Ankylosing spondylitis is a larger inflammatory arthritis. Sacroiliitis could be a part of this condition. Spine deformities, heart problems, difficulty breathing and lung infections are some of the serious complications that could result from this condition.
Treatment of sacroiliitis will be based on its underlying condition, in addition to the signs and symptoms that the patient is experiencing. Some of the medications that could be used to treat this condition include:
Inflammation and pain could be reduced by these medications, which could also slow joint damage. The effect of corticosteroid injections could last for months, which could be used for localized pain relief. Some examples of these medications include methylprednisolone and prednisone.
The long-term use of these medications could cause some serious side effects, despite the fact that they could make a person feel dramatically better for a short time. Corticosteroids are usually prescribed to relieve acute symptoms, and their dose is gradually decreased. Cataracts, a round face, an increased risk of infection, thinning of the bones, weight gain and easy bruising are some of the side effects of these medications.
However, people with ankylosing spondylitis are more susceptible to developing osteoporosis. There's also no definitive evidence that oral steroids will help people with sacroiliitis associated with ankylosing spondylitis.
Swelling and inflammation could be reduced by these pain-relieving drugs, which include naproxen and indomethacin. Depending on the severity of the condition, the patient may be prescribed these medications on an as-needed basis, or continuously.
A cell protein called cytokine that acts as an inflammatory agent is blocked by these tumor necrosis factor inhibitors. This helps in reducing pain, stiffness, and tender or swollen joints. Only after trying other treatments for at least three months without success will these medications be considered, because they're expensive. Some examples include adalimumab, infliximab and etanercept.
These disease-modifying antirheumatic drugs are prescribed to limit joint damage. To slow the disease and save the joints as well as other tissues from permanent damage, it's quite important to take these drugs at the early stages in the development of a joint condition.
To help manage pain and stiffness, the patient should also rest and undergo physical therapy. To maintain joint flexibility, he/she will learn range-of-motion and stretching exercises, and to give the muscles additional stability he/she will learn strengthening exercises.

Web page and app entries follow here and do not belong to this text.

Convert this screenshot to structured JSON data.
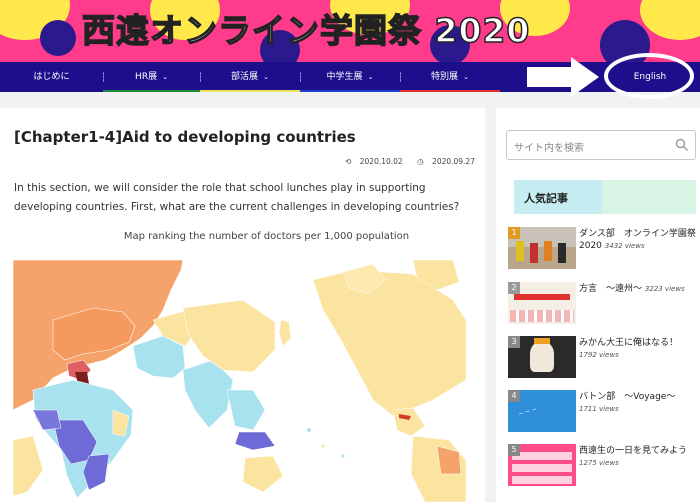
{
  "banner": {
    "title": "西遠オンライン学園祭 2020"
  },
  "nav": {
    "items": [
      {
        "label": "はじめに",
        "has_dropdown": false
      },
      {
        "label": "HR展",
        "has_dropdown": true
      },
      {
        "label": "部活展",
        "has_dropdown": true
      },
      {
        "label": "中学生展",
        "has_dropdown": true
      },
      {
        "label": "特別展",
        "has_dropdown": true
      },
      {
        "label": "English",
        "has_dropdown": false
      }
    ],
    "chevron": "⌄"
  },
  "article": {
    "title": "[Chapter1-4]Aid to developing countries",
    "updated": "2020.10.02",
    "published": "2020.09.27",
    "intro": "In this section, we will consider the role that school lunches play in supporting developing countries. First, what are the current challenges in developing countries?",
    "map_caption": "Map ranking the number of doctors per 1,000 population"
  },
  "sidebar": {
    "search_placeholder": "サイト内を検索",
    "popular_title": "人気記事",
    "popular": [
      {
        "rank": "1",
        "title": "ダンス部　オンライン学園祭2020",
        "views": "3432 views"
      },
      {
        "rank": "2",
        "title": "方言　～遠州～",
        "views": "3223 views"
      },
      {
        "rank": "3",
        "title": "みかん大王に俺はなる！",
        "views": "1792 views"
      },
      {
        "rank": "4",
        "title": "バトン部　～Voyage～",
        "views": "1711 views"
      },
      {
        "rank": "5",
        "title": "西遠生の一日を見てみよう",
        "views": "1275 views"
      }
    ]
  },
  "colors": {
    "navbar": "#1d0f8c",
    "banner": "#ff3c8c",
    "accent": "#3a2ec0"
  }
}
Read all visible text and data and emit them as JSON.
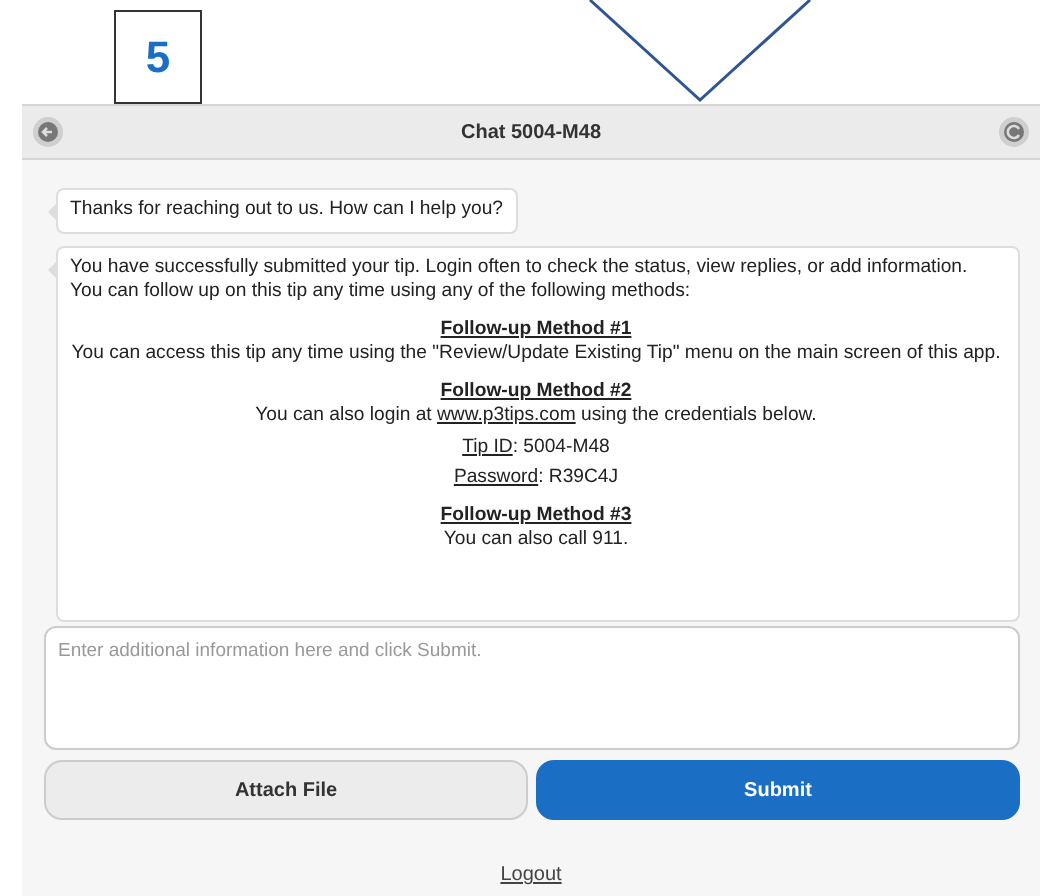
{
  "annotation": {
    "step": "5"
  },
  "header": {
    "title": "Chat 5004-M48"
  },
  "messages": [
    {
      "kind": "simple",
      "text": "Thanks for reaching out to us. How can I help you?"
    },
    {
      "kind": "detailed",
      "intro": "You have successfully submitted your tip. Login often to check the status, view replies, or add information. You can follow up on this tip any time using any of the following methods:",
      "sections": [
        {
          "heading": "Follow-up Method #1",
          "lines": [
            {
              "kind": "text",
              "text": "You can access this tip any time using the \"Review/Update Existing Tip\" menu on the main screen of this app."
            }
          ]
        },
        {
          "heading": "Follow-up Method #2",
          "lines": [
            {
              "kind": "link",
              "before": "You can also login at",
              "link": "www.p3tips.com",
              "after": "using the credentials below."
            },
            {
              "kind": "field",
              "label": "Tip ID",
              "value": ": 5004-M48"
            },
            {
              "kind": "field",
              "label": "Password",
              "value": ": R39C4J"
            }
          ]
        },
        {
          "heading": "Follow-up Method #3",
          "lines": [
            {
              "kind": "text",
              "text": "You can also call 911."
            }
          ]
        }
      ]
    }
  ],
  "input": {
    "placeholder": "Enter additional information here and click Submit."
  },
  "buttons": [
    {
      "kind": "secondary",
      "label": "Attach File"
    },
    {
      "kind": "primary",
      "label": "Submit"
    }
  ],
  "footer_link": "Logout"
}
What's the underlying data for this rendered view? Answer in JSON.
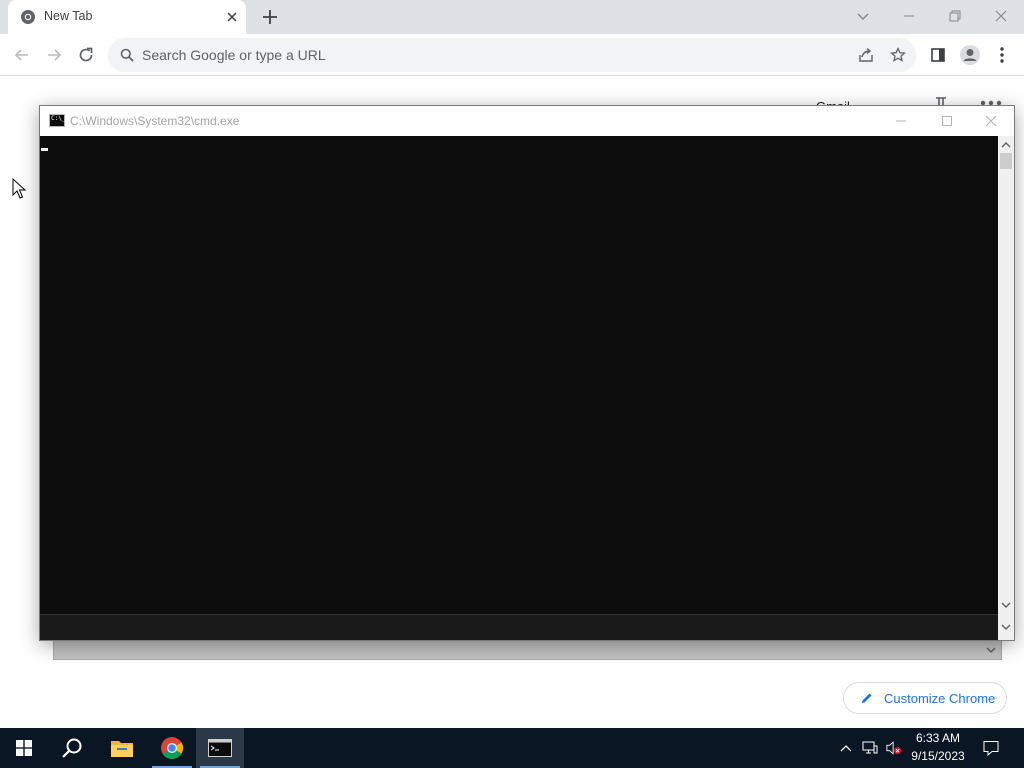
{
  "browser": {
    "tab": {
      "title": "New Tab"
    },
    "omnibox": {
      "placeholder": "Search Google or type a URL"
    },
    "toolbar_icons": [
      "back-arrow-icon",
      "forward-arrow-icon",
      "reload-icon",
      "share-icon",
      "star-icon",
      "side-panel-icon",
      "profile-icon",
      "kebab-menu-icon"
    ],
    "window_controls": [
      "tab-search-chevron-icon",
      "minimize-icon",
      "restore-icon",
      "close-icon"
    ]
  },
  "ntp": {
    "partial_label": "Gmail",
    "customize_label": "Customize Chrome"
  },
  "cmd": {
    "title": "C:\\Windows\\System32\\cmd.exe",
    "icon_text": "C:\\_"
  },
  "taskbar": {
    "items": [
      "start-icon",
      "search-icon",
      "file-explorer-icon",
      "chrome-icon",
      "cmd-icon"
    ],
    "active_item": "cmd-icon",
    "tray_icons": [
      "show-hidden-chevron-icon",
      "network-icon",
      "volume-muted-icon",
      "notification-icon"
    ],
    "time": "6:33 AM",
    "date": "9/15/2023"
  },
  "colors": {
    "tabstrip_bg": "#dee1e6",
    "cmd_bg": "#0c0c0c",
    "taskbar_bg": "#0b1624",
    "accent_blue": "#1a73e8"
  }
}
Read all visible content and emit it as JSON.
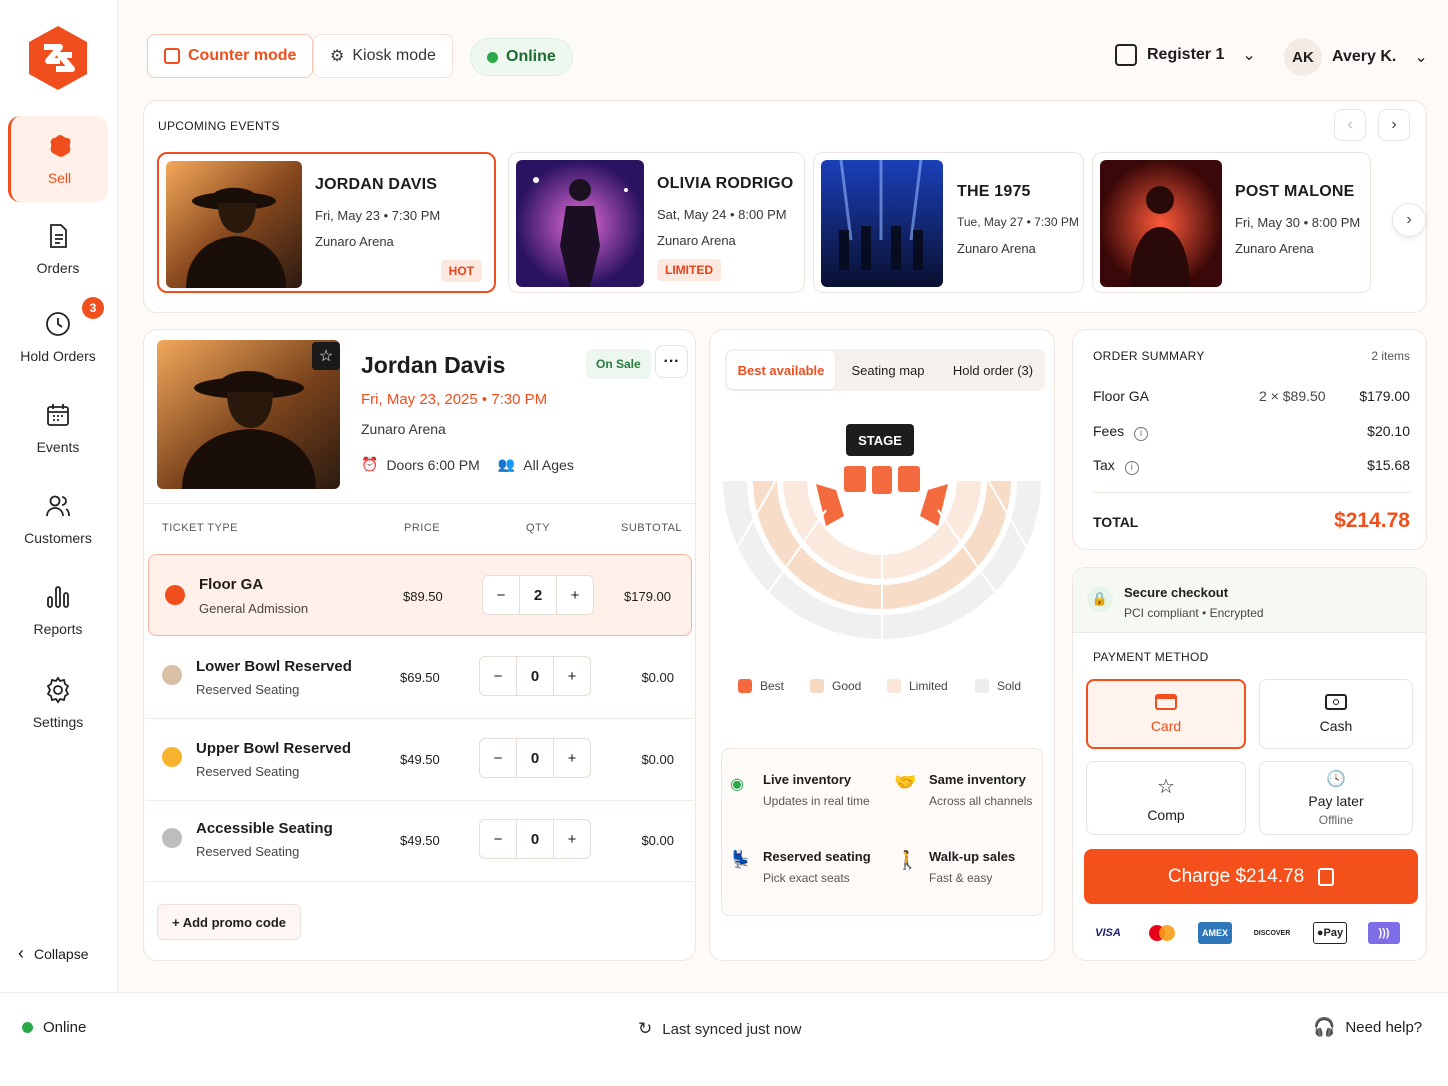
{
  "colors": {
    "accent": "#f04e1c",
    "online": "#2aa84a"
  },
  "sidebar": {
    "items": [
      {
        "label": "Sell",
        "icon": "ticket-icon",
        "active": true
      },
      {
        "label": "Orders",
        "icon": "document-icon"
      },
      {
        "label": "Hold Orders",
        "icon": "clock-icon",
        "badge": "3"
      },
      {
        "label": "Events",
        "icon": "calendar-icon"
      },
      {
        "label": "Customers",
        "icon": "users-icon"
      },
      {
        "label": "Reports",
        "icon": "bar-chart-icon"
      },
      {
        "label": "Settings",
        "icon": "gear-icon"
      }
    ],
    "collapse": "Collapse"
  },
  "header": {
    "counter_mode": "Counter mode",
    "kiosk_mode": "Kiosk mode",
    "status": "Online",
    "register": "Register 1",
    "avatar": "AK",
    "user": "Avery K."
  },
  "upcoming": {
    "title": "UPCOMING EVENTS",
    "events": [
      {
        "name": "JORDAN DAVIS",
        "date": "Fri, May 23",
        "time": "7:30 PM",
        "venue": "Zunaro Arena",
        "tag": "HOT"
      },
      {
        "name": "OLIVIA RODRIGO",
        "date": "Sat, May 24",
        "time": "8:00 PM",
        "venue": "Zunaro Arena",
        "tag": "LIMITED"
      },
      {
        "name": "THE 1975",
        "date": "Tue, May 27",
        "time": "7:30 PM",
        "venue": "Zunaro Arena"
      },
      {
        "name": "POST MALONE",
        "date": "Fri, May 30",
        "time": "8:00 PM",
        "venue": "Zunaro Arena"
      }
    ]
  },
  "event": {
    "name": "Jordan Davis",
    "status": "On Sale",
    "datetime": "Fri, May 23, 2025 • 7:30 PM",
    "venue": "Zunaro Arena",
    "doors": "Doors 6:00 PM",
    "ages": "All Ages"
  },
  "tickets": {
    "headers": {
      "type": "TICKET TYPE",
      "price": "PRICE",
      "qty": "QTY",
      "subtotal": "SUBTOTAL"
    },
    "rows": [
      {
        "name": "Floor GA",
        "sub": "General Admission",
        "price": "$89.50",
        "qty": "2",
        "subtotal": "$179.00",
        "color": "#f04e1c"
      },
      {
        "name": "Lower Bowl Reserved",
        "sub": "Reserved Seating",
        "price": "$69.50",
        "qty": "0",
        "subtotal": "$0.00",
        "color": "#d9bfa6"
      },
      {
        "name": "Upper Bowl Reserved",
        "sub": "Reserved Seating",
        "price": "$49.50",
        "qty": "0",
        "subtotal": "$0.00",
        "color": "#f7b32b"
      },
      {
        "name": "Accessible Seating",
        "sub": "Reserved Seating",
        "price": "$49.50",
        "qty": "0",
        "subtotal": "$0.00",
        "color": "#bdbdbd"
      }
    ],
    "minus": "−",
    "plus": "+",
    "promo": "+ Add promo code"
  },
  "seating": {
    "tabs": [
      "Best available",
      "Seating map",
      "Hold order (3)"
    ],
    "stage": "STAGE",
    "legend": [
      {
        "label": "Best",
        "color": "#f26a3d"
      },
      {
        "label": "Good",
        "color": "#f7d9c2"
      },
      {
        "label": "Limited",
        "color": "#fbe6da"
      },
      {
        "label": "Sold",
        "color": "#ececec"
      }
    ],
    "features": [
      {
        "title": "Live inventory",
        "sub": "Updates in real time",
        "icon": "live-icon"
      },
      {
        "title": "Same inventory",
        "sub": "Across all channels",
        "icon": "handshake-icon"
      },
      {
        "title": "Reserved seating",
        "sub": "Pick exact seats",
        "icon": "seat-icon"
      },
      {
        "title": "Walk-up sales",
        "sub": "Fast & easy",
        "icon": "walk-icon"
      }
    ]
  },
  "order": {
    "title": "ORDER SUMMARY",
    "count": "2 items",
    "floor_label": "Floor GA",
    "floor_qty": "2 × $89.50",
    "floor_total": "$179.00",
    "fees_label": "Fees",
    "fees": "$20.10",
    "tax_label": "Tax",
    "tax": "$15.68",
    "total_label": "TOTAL",
    "total": "$214.78"
  },
  "payment": {
    "secure_title": "Secure checkout",
    "secure_sub": "PCI compliant • Encrypted",
    "method_title": "PAYMENT METHOD",
    "card": "Card",
    "cash": "Cash",
    "comp": "Comp",
    "later": "Pay later",
    "later_sub": "Offline",
    "charge": "Charge $214.78",
    "brands": [
      "VISA",
      "",
      "AMEX",
      "DISCOVER",
      "Pay",
      ""
    ]
  },
  "footer": {
    "status": "Online",
    "sync": "Last synced just now",
    "help": "Need help?"
  }
}
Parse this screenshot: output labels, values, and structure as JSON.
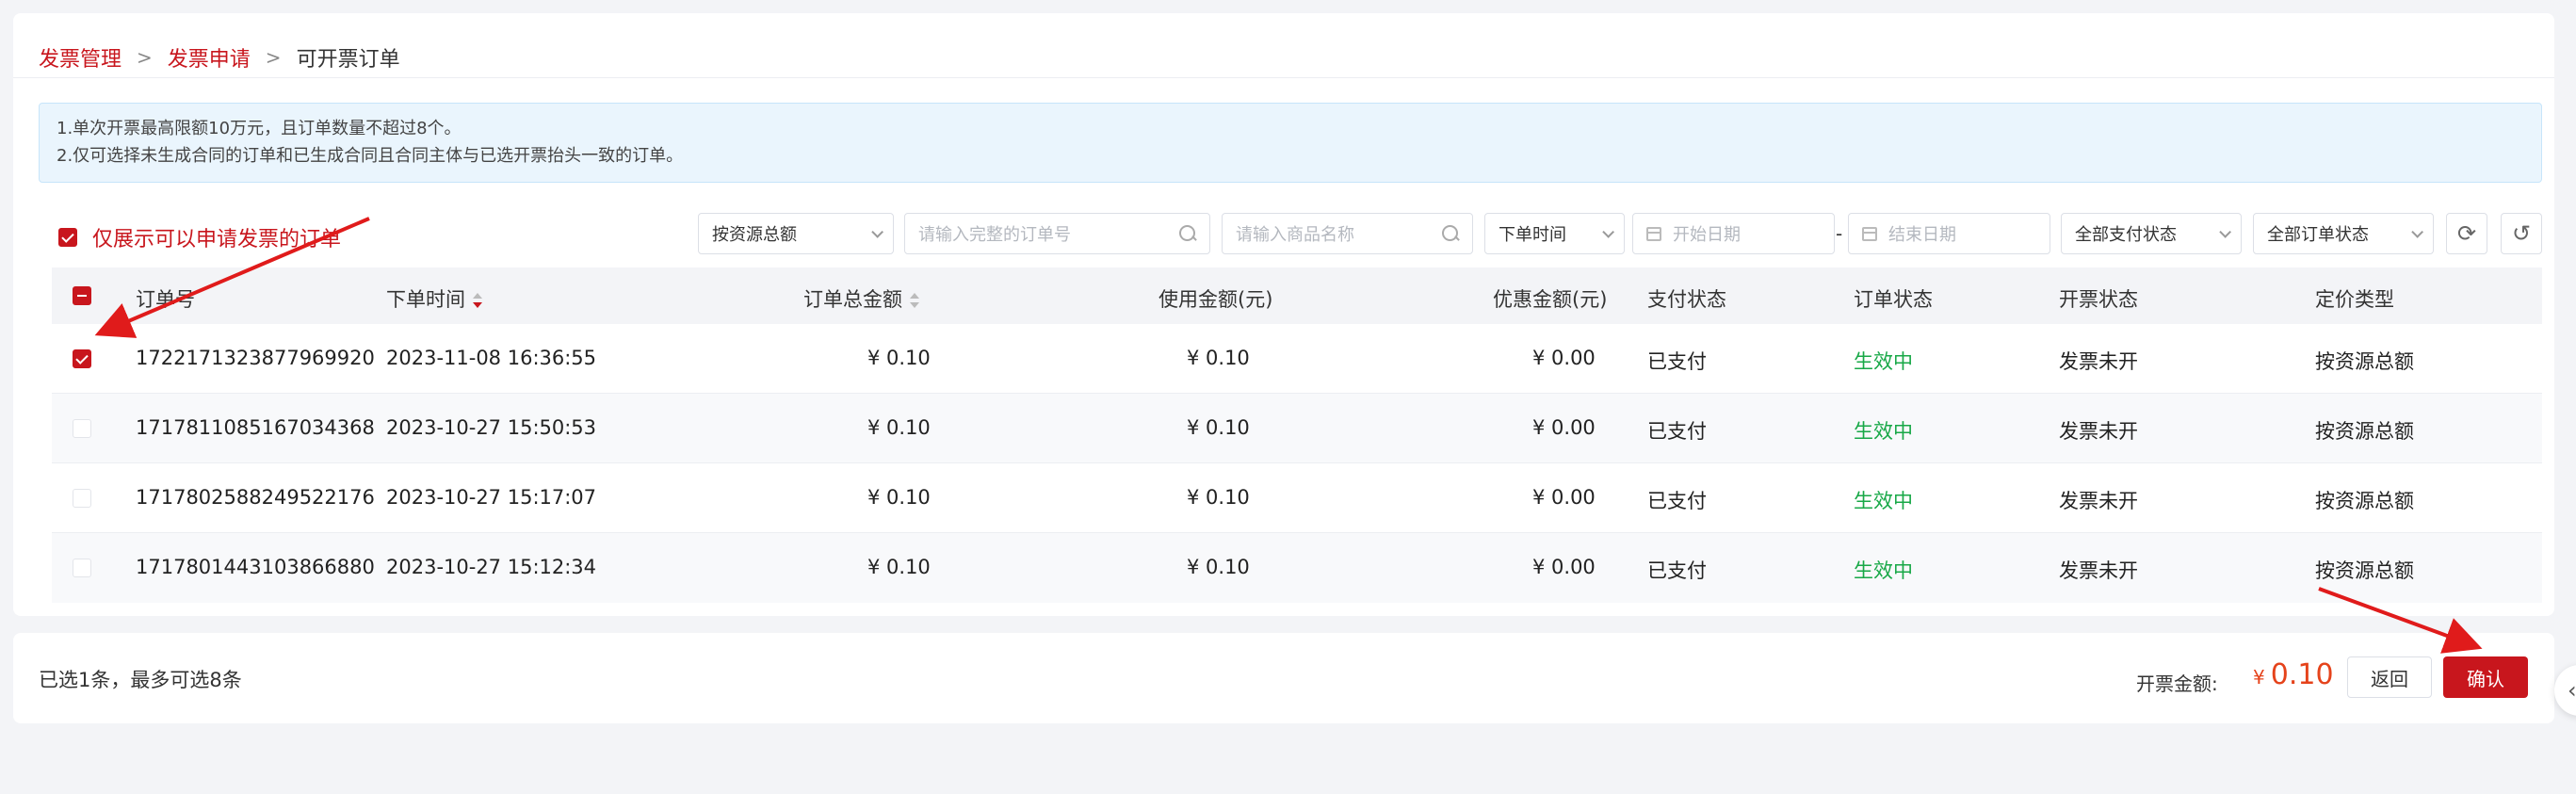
{
  "breadcrumb": {
    "items": [
      "发票管理",
      "发票申请",
      "可开票订单"
    ],
    "separator": ">"
  },
  "notice": {
    "lines": [
      "1.单次开票最高限额10万元，且订单数量不超过8个。",
      "2.仅可选择未生成合同的订单和已生成合同且合同主体与已选开票抬头一致的订单。"
    ]
  },
  "filters": {
    "only_show_label": "仅展示可以申请发票的订单",
    "only_show_checked": true,
    "pricing_select": "按资源总额",
    "order_no_placeholder": "请输入完整的订单号",
    "product_placeholder": "请输入商品名称",
    "time_select": "下单时间",
    "start_date_placeholder": "开始日期",
    "date_separator": "-",
    "end_date_placeholder": "结束日期",
    "pay_status_select": "全部支付状态",
    "order_status_select": "全部订单状态"
  },
  "table": {
    "columns": [
      "订单号",
      "下单时间",
      "订单总金额",
      "使用金额(元)",
      "优惠金额(元)",
      "支付状态",
      "订单状态",
      "开票状态",
      "定价类型"
    ],
    "rows": [
      {
        "checked": true,
        "order_no": "1722171323877969920",
        "time": "2023-11-08 16:36:55",
        "total": "¥ 0.10",
        "used": "¥ 0.10",
        "discount": "¥ 0.00",
        "pay_status": "已支付",
        "order_status": "生效中",
        "invoice_status": "发票未开",
        "pricing": "按资源总额"
      },
      {
        "checked": false,
        "order_no": "1717811085167034368",
        "time": "2023-10-27 15:50:53",
        "total": "¥ 0.10",
        "used": "¥ 0.10",
        "discount": "¥ 0.00",
        "pay_status": "已支付",
        "order_status": "生效中",
        "invoice_status": "发票未开",
        "pricing": "按资源总额"
      },
      {
        "checked": false,
        "order_no": "1717802588249522176",
        "time": "2023-10-27 15:17:07",
        "total": "¥ 0.10",
        "used": "¥ 0.10",
        "discount": "¥ 0.00",
        "pay_status": "已支付",
        "order_status": "生效中",
        "invoice_status": "发票未开",
        "pricing": "按资源总额"
      },
      {
        "checked": false,
        "order_no": "1717801443103866880",
        "time": "2023-10-27 15:12:34",
        "total": "¥ 0.10",
        "used": "¥ 0.10",
        "discount": "¥ 0.00",
        "pay_status": "已支付",
        "order_status": "生效中",
        "invoice_status": "发票未开",
        "pricing": "按资源总额"
      }
    ]
  },
  "footer": {
    "selection_info": "已选1条，最多可选8条",
    "amount_label": "开票金额:",
    "amount_currency": "¥",
    "amount_value": "0.10",
    "back_label": "返回",
    "confirm_label": "确认"
  },
  "colors": {
    "brand": "#c8161d",
    "success": "#18a847",
    "amount": "#e5431b",
    "notice_bg": "#eaf5fd"
  },
  "icons": [
    "search-icon",
    "calendar-icon",
    "chevron-down-icon",
    "refresh-icon",
    "reset-icon",
    "sort-icon",
    "collapse-left-icon"
  ]
}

Samir Moussa M.D.
Dr. Samer Al-Jneidy
Dr. Hani Najjar
Dr. Faisal Dibsi
Dr . Dirar Abboud
Yaser Habrawi , F.R.C.S.Ed
Dr. Tahsin Martini
Dr. Talal Sabouni